“It came from a different place,” he adds, “and it was able to touch anybody. It was so musical and so incredible that something went way above all the ideological things and just touched everybody.”
But they've also been laying a little low since the release of some still-pretty-haunting (and Kanye-approved) videos–here's Hecuba singer Iz in a disappointing love affair with a desensitized mannequin and here's a very loving semi-homage to Kenneth Anger with a completely rejuvenating final chorus. So turns out they've been away working on a combination of both:
Hecuba is making a movie. It is a 30 minute narrative film staring Jasmine Albuquerque called Brass Knuckles. The film is directed by Jon Beasley, scored by Hecuba, and has an incredible cast of artists and performers.
Brass Knuckles stars Jasmine Albuquerque as a young dancer who pushes herself beyond her limits and discovers a form of self-expression that is both liberating and dangerous. The 30 minute narrative short film follows her through a series of relationships and encounters that enable her transformation. We begin shooting in December.
Director Jon Beasley and writers Beasley and Isabelle Albuquerque (both members of the music group Hecuba) bring their rich visual sense and unique approach to sound and storytelling to the making of Brass Knuckles.
The film focuses on the world of progressive dance and features some of Los Angeles' most innovative artists and performers. Brass Knuckles is a narrative film, but will also serve as a document that captures a moment in a vibrant and important movement in art.
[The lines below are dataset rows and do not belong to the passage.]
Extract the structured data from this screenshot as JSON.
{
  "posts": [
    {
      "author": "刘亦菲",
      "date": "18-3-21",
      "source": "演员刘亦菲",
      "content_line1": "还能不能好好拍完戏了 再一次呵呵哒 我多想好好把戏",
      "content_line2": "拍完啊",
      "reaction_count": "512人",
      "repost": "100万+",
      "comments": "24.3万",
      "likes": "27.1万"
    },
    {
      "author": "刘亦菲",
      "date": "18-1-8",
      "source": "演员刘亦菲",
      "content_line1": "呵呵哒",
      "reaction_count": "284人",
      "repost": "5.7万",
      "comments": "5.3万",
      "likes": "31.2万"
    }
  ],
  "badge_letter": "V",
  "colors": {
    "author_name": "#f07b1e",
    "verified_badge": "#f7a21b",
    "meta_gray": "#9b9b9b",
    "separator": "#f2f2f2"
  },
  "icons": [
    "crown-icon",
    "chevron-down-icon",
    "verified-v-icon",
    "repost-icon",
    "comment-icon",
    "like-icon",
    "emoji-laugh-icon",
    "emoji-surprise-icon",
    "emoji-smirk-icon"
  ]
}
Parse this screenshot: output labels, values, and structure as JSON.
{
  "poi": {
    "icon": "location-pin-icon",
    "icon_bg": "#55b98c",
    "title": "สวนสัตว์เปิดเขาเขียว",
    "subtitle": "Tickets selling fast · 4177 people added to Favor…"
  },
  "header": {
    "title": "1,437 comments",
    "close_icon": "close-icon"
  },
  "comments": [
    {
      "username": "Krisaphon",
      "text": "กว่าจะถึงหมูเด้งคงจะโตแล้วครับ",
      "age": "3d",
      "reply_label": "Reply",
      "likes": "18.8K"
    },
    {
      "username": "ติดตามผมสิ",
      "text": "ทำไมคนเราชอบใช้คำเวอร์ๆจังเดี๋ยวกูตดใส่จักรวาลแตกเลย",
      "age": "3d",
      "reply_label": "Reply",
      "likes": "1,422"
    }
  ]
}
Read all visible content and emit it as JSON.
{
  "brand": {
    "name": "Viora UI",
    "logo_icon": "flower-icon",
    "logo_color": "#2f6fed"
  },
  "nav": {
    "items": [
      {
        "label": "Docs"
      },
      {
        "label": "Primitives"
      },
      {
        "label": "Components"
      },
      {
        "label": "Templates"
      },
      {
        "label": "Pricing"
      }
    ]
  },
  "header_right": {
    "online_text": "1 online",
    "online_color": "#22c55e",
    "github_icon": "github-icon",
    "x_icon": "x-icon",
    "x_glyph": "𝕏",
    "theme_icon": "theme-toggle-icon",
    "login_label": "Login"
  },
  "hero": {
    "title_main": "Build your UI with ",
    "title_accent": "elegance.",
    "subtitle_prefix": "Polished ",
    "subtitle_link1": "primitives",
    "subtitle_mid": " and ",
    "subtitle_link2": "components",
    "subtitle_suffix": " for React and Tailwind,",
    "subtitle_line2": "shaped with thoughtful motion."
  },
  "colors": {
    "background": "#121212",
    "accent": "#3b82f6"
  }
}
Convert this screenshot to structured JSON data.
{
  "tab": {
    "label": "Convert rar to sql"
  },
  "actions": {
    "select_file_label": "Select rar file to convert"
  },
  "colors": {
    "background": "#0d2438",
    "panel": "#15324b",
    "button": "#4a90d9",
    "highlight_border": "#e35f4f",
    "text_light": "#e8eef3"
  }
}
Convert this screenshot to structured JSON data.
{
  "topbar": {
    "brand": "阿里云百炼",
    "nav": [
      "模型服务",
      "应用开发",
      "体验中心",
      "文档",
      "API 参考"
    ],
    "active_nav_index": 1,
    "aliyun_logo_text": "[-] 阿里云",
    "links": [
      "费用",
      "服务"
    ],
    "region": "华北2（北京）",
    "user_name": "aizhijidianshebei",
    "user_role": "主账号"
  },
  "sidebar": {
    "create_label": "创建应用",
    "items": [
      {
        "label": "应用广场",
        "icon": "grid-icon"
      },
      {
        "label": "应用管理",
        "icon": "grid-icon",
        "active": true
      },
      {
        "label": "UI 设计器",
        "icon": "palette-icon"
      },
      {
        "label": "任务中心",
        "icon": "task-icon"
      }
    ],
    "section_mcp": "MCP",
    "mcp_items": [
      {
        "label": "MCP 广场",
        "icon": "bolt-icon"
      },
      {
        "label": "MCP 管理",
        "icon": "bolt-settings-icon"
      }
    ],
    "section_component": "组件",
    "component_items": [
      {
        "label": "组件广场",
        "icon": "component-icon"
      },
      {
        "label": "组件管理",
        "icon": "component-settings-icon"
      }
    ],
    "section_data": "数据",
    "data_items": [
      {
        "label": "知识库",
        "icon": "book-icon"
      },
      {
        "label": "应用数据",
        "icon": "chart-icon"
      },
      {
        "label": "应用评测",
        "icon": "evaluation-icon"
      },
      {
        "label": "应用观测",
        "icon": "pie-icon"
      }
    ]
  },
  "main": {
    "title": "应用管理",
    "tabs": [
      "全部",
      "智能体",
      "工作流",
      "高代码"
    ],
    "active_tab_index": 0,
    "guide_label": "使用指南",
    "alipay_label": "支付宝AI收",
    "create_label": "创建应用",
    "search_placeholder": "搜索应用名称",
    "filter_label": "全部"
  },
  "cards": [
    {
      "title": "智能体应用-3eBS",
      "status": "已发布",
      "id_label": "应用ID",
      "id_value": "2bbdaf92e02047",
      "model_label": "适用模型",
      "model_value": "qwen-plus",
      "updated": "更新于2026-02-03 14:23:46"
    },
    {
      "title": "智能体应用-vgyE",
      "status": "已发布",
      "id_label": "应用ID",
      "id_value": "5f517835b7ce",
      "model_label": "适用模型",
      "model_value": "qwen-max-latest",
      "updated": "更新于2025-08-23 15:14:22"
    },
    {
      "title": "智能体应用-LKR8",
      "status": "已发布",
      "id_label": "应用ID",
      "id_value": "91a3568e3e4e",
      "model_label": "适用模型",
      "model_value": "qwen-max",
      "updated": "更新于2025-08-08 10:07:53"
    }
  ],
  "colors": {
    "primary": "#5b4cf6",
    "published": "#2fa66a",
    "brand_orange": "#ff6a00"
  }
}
And like lots of creatives in what S. Terkel might call hard times, they've turned to Kickstarter to get this thing made. Donors get exclusive soundtrack LPs, possible walk-on appearances and maybe the hand-studded leather jacket from the 'Suffering' video above, which is the next best possible thing to one of Alan Vega's SUICIDE jackets. Help them out and watch the clip here.